(Entries from a dataset of interfaces)
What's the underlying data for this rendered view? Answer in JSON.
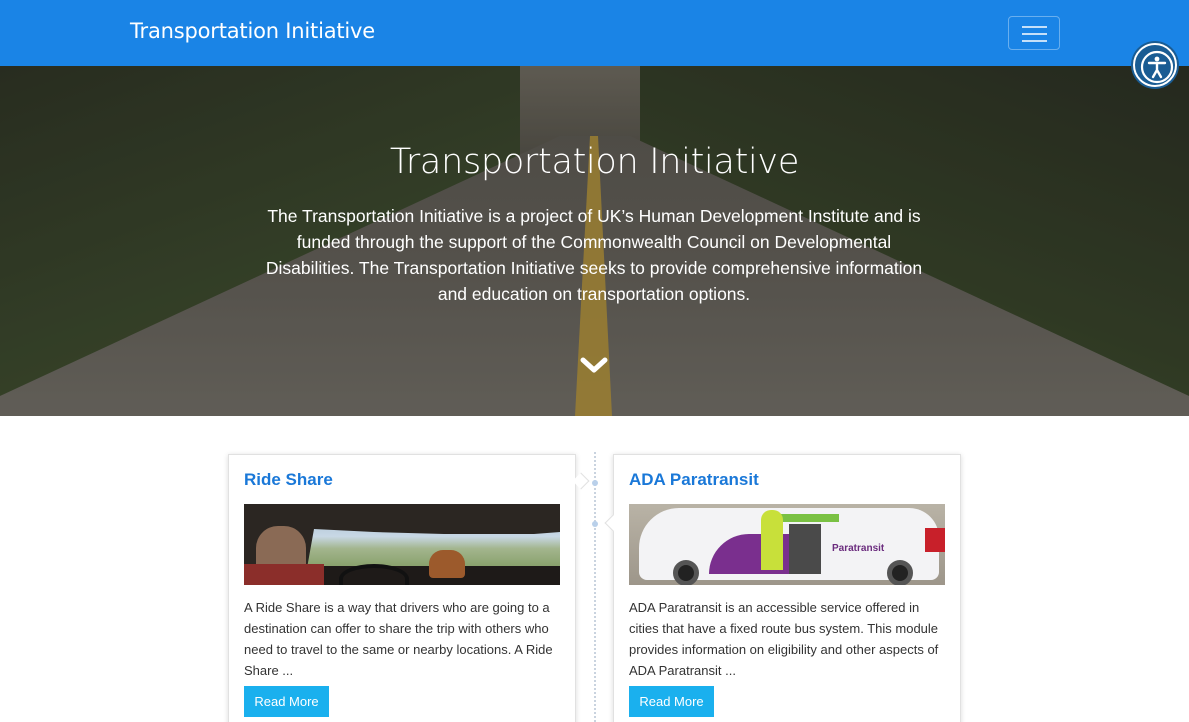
{
  "navbar": {
    "brand": "Transportation Initiative"
  },
  "hero": {
    "title": "Transportation Initiative",
    "description": "The Transportation Initiative is a project of UK’s Human Development Institute and is funded through the support of the Commonwealth Council on Developmental Disabilities. The Transportation Initiative seeks to provide comprehensive information and education on transportation options."
  },
  "cards": [
    {
      "title": "Ride Share",
      "text": "A Ride Share is a way that drivers who are going to a destination can offer to share the trip with others who need to travel to the same or nearby locations. A Ride Share ...",
      "button": "Read More"
    },
    {
      "title": "ADA Paratransit",
      "image_label": "Paratransit",
      "text": "ADA Paratransit is an accessible service offered in cities that have a fixed route bus system. This module provides information on eligibility and other aspects of ADA Paratransit ...",
      "button": "Read More"
    }
  ],
  "colors": {
    "navbar": "#1a84e6",
    "card_title": "#1a78d8",
    "button": "#1ab0ee"
  },
  "icons": [
    "menu-icon",
    "accessibility-icon",
    "chevron-down-icon"
  ]
}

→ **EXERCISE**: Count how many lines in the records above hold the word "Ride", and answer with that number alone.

→ **TASK RESULT**: 2